Given data -
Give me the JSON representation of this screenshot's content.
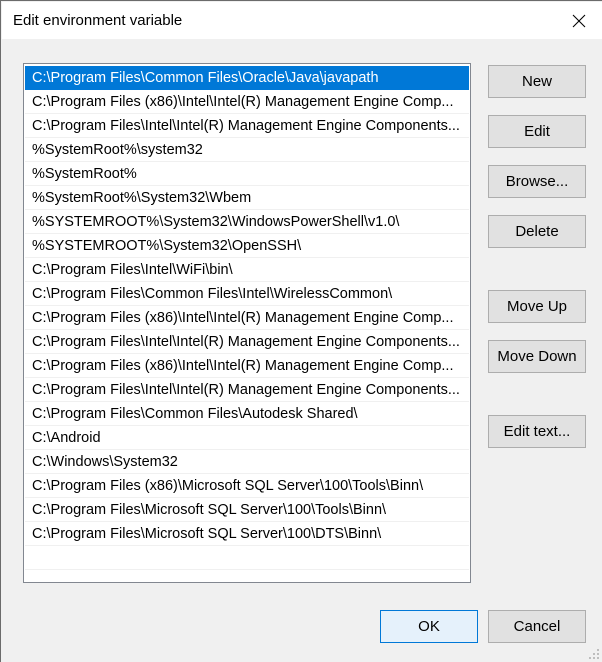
{
  "window": {
    "title": "Edit environment variable",
    "close_icon": "close-icon"
  },
  "list": {
    "selected_index": 0,
    "items": [
      "C:\\Program Files\\Common Files\\Oracle\\Java\\javapath",
      "C:\\Program Files (x86)\\Intel\\Intel(R) Management Engine Comp...",
      "C:\\Program Files\\Intel\\Intel(R) Management Engine Components...",
      "%SystemRoot%\\system32",
      "%SystemRoot%",
      "%SystemRoot%\\System32\\Wbem",
      "%SYSTEMROOT%\\System32\\WindowsPowerShell\\v1.0\\",
      "%SYSTEMROOT%\\System32\\OpenSSH\\",
      "C:\\Program Files\\Intel\\WiFi\\bin\\",
      "C:\\Program Files\\Common Files\\Intel\\WirelessCommon\\",
      "C:\\Program Files (x86)\\Intel\\Intel(R) Management Engine Comp...",
      "C:\\Program Files\\Intel\\Intel(R) Management Engine Components...",
      "C:\\Program Files (x86)\\Intel\\Intel(R) Management Engine Comp...",
      "C:\\Program Files\\Intel\\Intel(R) Management Engine Components...",
      "C:\\Program Files\\Common Files\\Autodesk Shared\\",
      "C:\\Android",
      "C:\\Windows\\System32",
      "C:\\Program Files (x86)\\Microsoft SQL Server\\100\\Tools\\Binn\\",
      "C:\\Program Files\\Microsoft SQL Server\\100\\Tools\\Binn\\",
      "C:\\Program Files\\Microsoft SQL Server\\100\\DTS\\Binn\\",
      "",
      ""
    ]
  },
  "buttons": {
    "new": "New",
    "edit": "Edit",
    "browse": "Browse...",
    "delete": "Delete",
    "move_up": "Move Up",
    "move_down": "Move Down",
    "edit_text": "Edit text...",
    "ok": "OK",
    "cancel": "Cancel"
  },
  "colors": {
    "selection": "#0078d7",
    "default_button_border": "#0078d7",
    "default_button_bg": "#e5f1fb"
  }
}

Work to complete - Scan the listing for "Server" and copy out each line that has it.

Completed task -
      "C:\\Program Files (x86)\\Microsoft SQL Server\\100\\Tools\\Binn\\",
      "C:\\Program Files\\Microsoft SQL Server\\100\\Tools\\Binn\\",
      "C:\\Program Files\\Microsoft SQL Server\\100\\DTS\\Binn\\",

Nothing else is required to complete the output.